Aim of the task: Records follow. Pull out every line that contains "JSON".

[[ Dataset entries open ]]

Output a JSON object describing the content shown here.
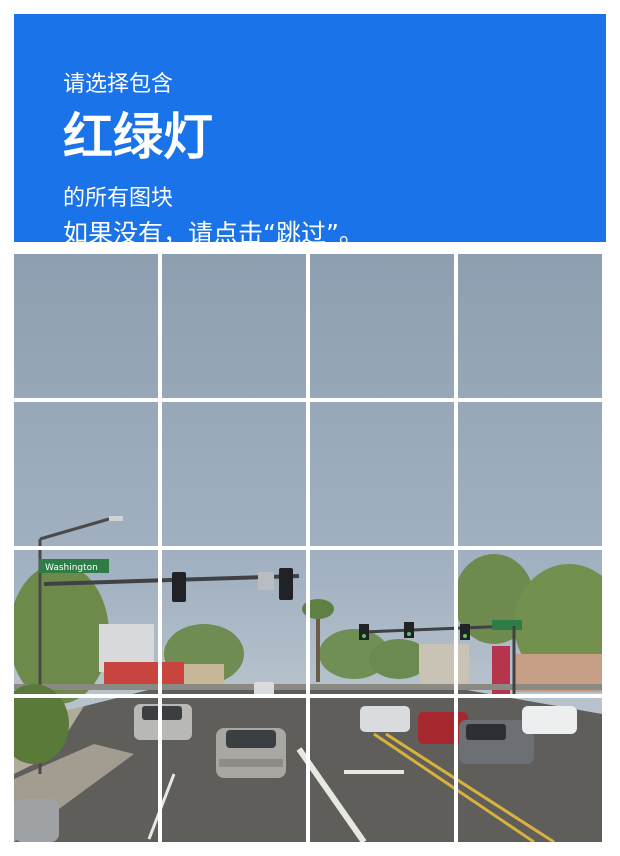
{
  "challenge": {
    "prompt_line1": "请选择包含",
    "object_label": "红绿灯",
    "prompt_line2": "的所有图块",
    "skip_hint": "如果没有，请点击“跳过”。"
  },
  "scene": {
    "street_sign_text": "Washington"
  },
  "grid": {
    "rows": 4,
    "cols": 4,
    "tiles": [
      {
        "id": "tile-1-1"
      },
      {
        "id": "tile-1-2"
      },
      {
        "id": "tile-1-3"
      },
      {
        "id": "tile-1-4"
      },
      {
        "id": "tile-2-1"
      },
      {
        "id": "tile-2-2"
      },
      {
        "id": "tile-2-3"
      },
      {
        "id": "tile-2-4"
      },
      {
        "id": "tile-3-1"
      },
      {
        "id": "tile-3-2"
      },
      {
        "id": "tile-3-3"
      },
      {
        "id": "tile-3-4"
      },
      {
        "id": "tile-4-1"
      },
      {
        "id": "tile-4-2"
      },
      {
        "id": "tile-4-3"
      },
      {
        "id": "tile-4-4"
      }
    ]
  },
  "colors": {
    "header_bg": "#1a73e8",
    "header_text": "#ffffff",
    "grid_gap": "#ffffff"
  }
}
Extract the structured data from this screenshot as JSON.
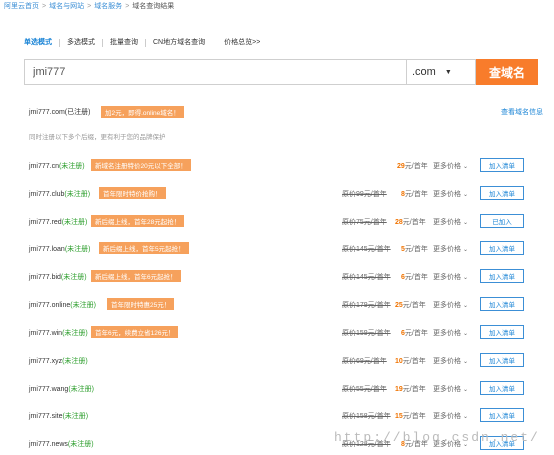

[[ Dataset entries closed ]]

Your solution:
Output a JSON object describing the content shown here.
Extract the structured data from this screenshot as JSON.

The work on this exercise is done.